■ What to produce
Check every line below for the word "change" and copy each one that has it.

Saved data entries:
════════════════
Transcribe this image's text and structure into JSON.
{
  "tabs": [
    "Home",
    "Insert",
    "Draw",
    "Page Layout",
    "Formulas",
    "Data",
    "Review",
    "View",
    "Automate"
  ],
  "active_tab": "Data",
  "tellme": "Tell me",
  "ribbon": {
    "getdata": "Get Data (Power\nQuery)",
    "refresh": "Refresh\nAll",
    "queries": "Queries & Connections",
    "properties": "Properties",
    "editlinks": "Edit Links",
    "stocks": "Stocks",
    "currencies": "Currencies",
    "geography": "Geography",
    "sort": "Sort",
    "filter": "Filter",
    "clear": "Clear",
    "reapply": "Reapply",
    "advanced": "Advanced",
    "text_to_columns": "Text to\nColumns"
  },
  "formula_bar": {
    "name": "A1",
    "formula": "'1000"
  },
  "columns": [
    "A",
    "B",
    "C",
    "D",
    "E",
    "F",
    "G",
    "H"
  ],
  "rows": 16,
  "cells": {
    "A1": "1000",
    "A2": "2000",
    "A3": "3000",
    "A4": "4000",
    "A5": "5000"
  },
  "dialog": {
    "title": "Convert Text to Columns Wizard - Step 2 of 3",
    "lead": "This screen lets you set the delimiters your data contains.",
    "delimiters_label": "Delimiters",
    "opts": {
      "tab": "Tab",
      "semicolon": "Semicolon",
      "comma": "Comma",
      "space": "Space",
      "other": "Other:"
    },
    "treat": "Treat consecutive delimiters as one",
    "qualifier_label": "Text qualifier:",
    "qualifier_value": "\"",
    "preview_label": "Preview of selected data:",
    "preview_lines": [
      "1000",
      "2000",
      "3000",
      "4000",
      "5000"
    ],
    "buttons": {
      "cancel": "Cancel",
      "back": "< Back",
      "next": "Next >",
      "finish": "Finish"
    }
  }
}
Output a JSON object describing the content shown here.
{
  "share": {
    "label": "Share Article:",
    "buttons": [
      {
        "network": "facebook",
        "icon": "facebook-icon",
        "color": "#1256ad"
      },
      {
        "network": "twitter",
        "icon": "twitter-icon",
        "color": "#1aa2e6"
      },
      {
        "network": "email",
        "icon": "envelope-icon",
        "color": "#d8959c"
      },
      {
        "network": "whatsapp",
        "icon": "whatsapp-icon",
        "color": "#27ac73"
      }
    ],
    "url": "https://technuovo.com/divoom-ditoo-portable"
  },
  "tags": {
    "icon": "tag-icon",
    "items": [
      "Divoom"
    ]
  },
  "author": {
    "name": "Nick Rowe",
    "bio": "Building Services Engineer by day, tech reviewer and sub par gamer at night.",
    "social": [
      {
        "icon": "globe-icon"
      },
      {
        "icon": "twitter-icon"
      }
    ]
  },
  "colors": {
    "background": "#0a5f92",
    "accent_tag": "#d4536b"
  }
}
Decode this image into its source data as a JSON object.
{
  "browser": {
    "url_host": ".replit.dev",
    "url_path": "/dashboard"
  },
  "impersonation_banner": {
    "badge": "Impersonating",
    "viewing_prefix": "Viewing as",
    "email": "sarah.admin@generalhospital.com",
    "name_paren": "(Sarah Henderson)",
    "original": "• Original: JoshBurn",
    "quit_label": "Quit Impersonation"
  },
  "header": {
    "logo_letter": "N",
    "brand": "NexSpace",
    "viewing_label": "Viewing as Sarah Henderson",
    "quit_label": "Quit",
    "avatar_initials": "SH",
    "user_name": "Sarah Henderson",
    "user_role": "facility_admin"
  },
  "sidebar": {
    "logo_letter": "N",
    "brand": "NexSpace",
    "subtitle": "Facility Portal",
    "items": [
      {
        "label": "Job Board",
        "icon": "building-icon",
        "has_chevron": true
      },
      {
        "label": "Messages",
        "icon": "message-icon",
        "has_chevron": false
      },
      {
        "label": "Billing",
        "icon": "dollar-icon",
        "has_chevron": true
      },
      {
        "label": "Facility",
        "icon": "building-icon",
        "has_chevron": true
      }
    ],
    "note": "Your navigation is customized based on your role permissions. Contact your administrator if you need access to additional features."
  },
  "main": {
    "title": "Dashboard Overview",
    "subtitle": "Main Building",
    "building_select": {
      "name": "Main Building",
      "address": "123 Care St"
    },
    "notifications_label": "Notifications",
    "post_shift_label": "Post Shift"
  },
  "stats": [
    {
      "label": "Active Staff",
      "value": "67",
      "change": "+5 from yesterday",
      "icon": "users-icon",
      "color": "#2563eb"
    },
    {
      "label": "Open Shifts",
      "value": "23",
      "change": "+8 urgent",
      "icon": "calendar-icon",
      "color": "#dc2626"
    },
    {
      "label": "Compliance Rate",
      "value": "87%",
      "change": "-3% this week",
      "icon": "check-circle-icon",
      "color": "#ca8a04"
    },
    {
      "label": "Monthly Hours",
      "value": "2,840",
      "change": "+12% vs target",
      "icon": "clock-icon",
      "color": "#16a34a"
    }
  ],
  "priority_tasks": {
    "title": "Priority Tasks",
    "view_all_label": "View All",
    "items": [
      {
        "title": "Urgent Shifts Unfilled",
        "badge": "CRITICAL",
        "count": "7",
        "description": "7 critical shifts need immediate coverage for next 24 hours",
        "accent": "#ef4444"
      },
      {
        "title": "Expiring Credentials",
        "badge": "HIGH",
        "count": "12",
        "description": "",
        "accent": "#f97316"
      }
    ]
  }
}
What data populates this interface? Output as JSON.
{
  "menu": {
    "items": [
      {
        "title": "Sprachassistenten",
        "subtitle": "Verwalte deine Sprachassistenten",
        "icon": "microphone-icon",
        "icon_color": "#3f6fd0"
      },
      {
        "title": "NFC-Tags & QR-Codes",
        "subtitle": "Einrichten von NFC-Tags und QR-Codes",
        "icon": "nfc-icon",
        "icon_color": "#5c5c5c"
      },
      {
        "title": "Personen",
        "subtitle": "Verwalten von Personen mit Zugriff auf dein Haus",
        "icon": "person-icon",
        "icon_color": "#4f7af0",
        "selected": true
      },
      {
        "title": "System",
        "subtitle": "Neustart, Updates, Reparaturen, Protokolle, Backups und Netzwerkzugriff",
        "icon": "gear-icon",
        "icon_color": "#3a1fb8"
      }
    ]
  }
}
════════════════
■ Response to the task
      "change": "+5 from yesterday",
      "change": "+8 urgent",
      "change": "-3% this week",
      "change": "+12% vs target",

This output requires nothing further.